India cautious on trade sanctions by the US; may negotiate

The Asian Age.

India, All India

The matter would be taken up for discussion on June 6 in the meeting between Commerce Minister Piyush Goyal and trade associations.

PM Narendra Modi with the USA President Donald Trump (Photo: Twitter)

New Delhi: After the trade sanctions imposed by the United States, India is carefully looking at means to calm things down. Bloomberg has reported that India may negotiate terms with the US after the latter withdrew the duty-free status of 2000 products being exported by the former.

The concession granted to India was not mandated by any trade agreement or treaty but offered voluntarily by the USA. This is the reason India may not retaliate by raising tariffs on the imports from the US. Any retaliation would put India in a bad light under World Trade Organisation norms.

The matter would be taken up for discussion on June 6 in the meeting between Commerce Minister Piyush Goyal and various trade associations.

Last year, when the US imposed higher tariffs on imports from India, the reciprocal message was sent from India following the steps taken by the European Union and China.

The recent move ended concession to goods amounting to $5.7 billion that India shipped to the USA. The items included jewelry, leather goods, pharmaceuticals, chemical and other farm produces.

The reason India is unable to actively deal with trade disputes is because of its reliance on the USA for defence deals. The USA has been leading a group of nations including Australia and Japan to contain China’s growth in the region.

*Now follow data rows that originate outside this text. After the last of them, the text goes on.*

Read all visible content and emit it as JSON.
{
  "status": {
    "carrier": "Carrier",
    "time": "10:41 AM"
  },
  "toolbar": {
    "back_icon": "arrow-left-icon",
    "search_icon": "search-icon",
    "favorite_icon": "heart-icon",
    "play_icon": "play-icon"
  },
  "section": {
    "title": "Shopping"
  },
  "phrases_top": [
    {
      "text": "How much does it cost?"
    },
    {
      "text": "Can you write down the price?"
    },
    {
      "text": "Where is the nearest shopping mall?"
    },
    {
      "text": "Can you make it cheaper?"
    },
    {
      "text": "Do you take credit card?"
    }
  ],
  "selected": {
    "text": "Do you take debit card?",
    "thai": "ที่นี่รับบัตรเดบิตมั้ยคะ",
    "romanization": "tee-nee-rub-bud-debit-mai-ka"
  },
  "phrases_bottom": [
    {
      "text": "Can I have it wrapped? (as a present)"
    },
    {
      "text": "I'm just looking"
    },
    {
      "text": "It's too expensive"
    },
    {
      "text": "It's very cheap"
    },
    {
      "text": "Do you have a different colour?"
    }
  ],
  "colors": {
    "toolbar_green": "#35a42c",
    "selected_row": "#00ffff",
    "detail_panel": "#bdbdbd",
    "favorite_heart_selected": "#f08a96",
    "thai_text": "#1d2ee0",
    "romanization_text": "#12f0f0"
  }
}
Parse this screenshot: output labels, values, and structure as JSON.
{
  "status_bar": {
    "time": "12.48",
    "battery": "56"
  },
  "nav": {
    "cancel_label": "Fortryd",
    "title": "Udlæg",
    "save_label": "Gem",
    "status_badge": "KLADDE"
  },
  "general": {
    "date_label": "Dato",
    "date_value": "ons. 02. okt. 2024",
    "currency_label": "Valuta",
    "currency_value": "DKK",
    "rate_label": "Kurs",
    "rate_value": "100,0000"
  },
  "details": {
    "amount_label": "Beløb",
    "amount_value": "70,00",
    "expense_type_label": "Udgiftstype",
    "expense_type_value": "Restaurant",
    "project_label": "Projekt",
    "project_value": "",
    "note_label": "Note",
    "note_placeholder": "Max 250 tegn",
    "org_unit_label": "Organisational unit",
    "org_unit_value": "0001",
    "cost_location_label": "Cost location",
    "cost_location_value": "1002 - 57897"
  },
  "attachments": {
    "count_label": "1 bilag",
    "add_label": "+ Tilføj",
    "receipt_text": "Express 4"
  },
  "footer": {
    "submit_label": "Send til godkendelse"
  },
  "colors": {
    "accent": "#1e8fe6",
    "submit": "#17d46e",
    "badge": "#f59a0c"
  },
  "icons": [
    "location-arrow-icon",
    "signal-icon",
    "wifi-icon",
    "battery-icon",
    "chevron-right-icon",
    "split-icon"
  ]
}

"Given the rising tempo of U.S.-India strategic ties on matters chiefly pertaining to defense interoperability, India may take a tempered approach," said Kashish Parpiani, a fellow at Observer Research Foundation, a private think-tank. The U.S.'s arms exports to India rose by over 550% in the five years to 2017, making it India's second-largest arms supplier, Parpiani said.

India, which on its part tried to reduce the $21 billion trade surplus with the USA by stepping up imports from America, termed the withdrawal of benefits as "unfortunate."

While India will continue to work on improving ties with the USA, its trade decisions would be guided by its own "development imperatives and concerns," India's trade ministry said in a statement last week.